The USS Baltimore Incident of 1891: How History Informs Present Problems
In April 2017, the Society for Military History and the Project on Military and Diplomatic History awarded the first annual Graduate Student Prize in Applied History. A panel of leading historians reviewed essays submitted from graduate students across the country, and selected Thomas Jamison of Harvard University as the winner. In addition to winning a cash prize, Jamison received the opportunity to present his findings in Washington, DC. We are pleased to host him on September 14 at CSIS to speak about his award-winning essay on the Baltimore Incident of 1891, in which he explains how the history of this little-known event can enhance understanding of current international problems.

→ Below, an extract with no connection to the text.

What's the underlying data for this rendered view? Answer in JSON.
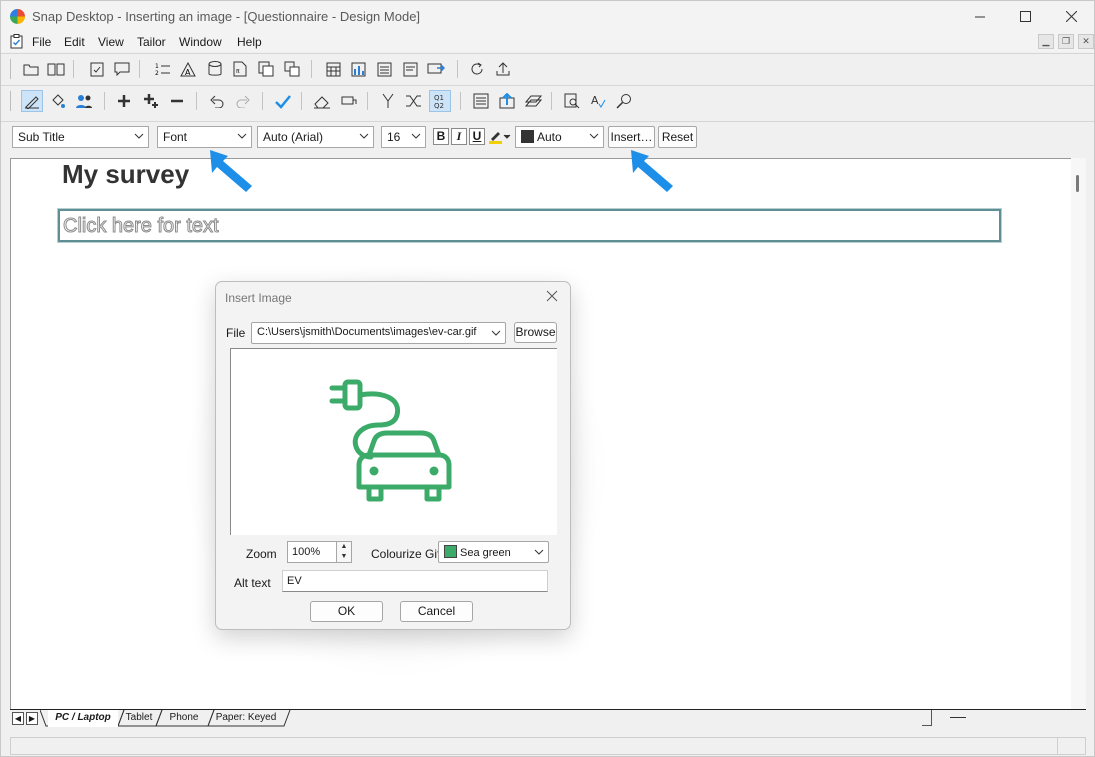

Tommy Jamison is a fourth year PhD candidate in International History at Harvard University studying U.S. military policy as well as the history of asymmetric warfare in the Global South during the 19th and 20th centuries. At Harvard, his work has been supported by the Fairbank Center, Fung Foundation, David Rockefeller Center for Latin American Studies (DRCLAS) and the Weatherhead Center for International Affairs (WCIA). In the Academic Year 2017-2018, he will be studying on a Harvard Warren Center Term-Time Grant and the U.S. Navy Historical Command's Hayes Pre-Doctoral Fellowship, while also serving as a Weatherhead Center Graduate Student Associate. Between 2009 and 2014, he served in the United States Navy. He holds a BA in History from Grinnell College and an MA in International History from Harvard University.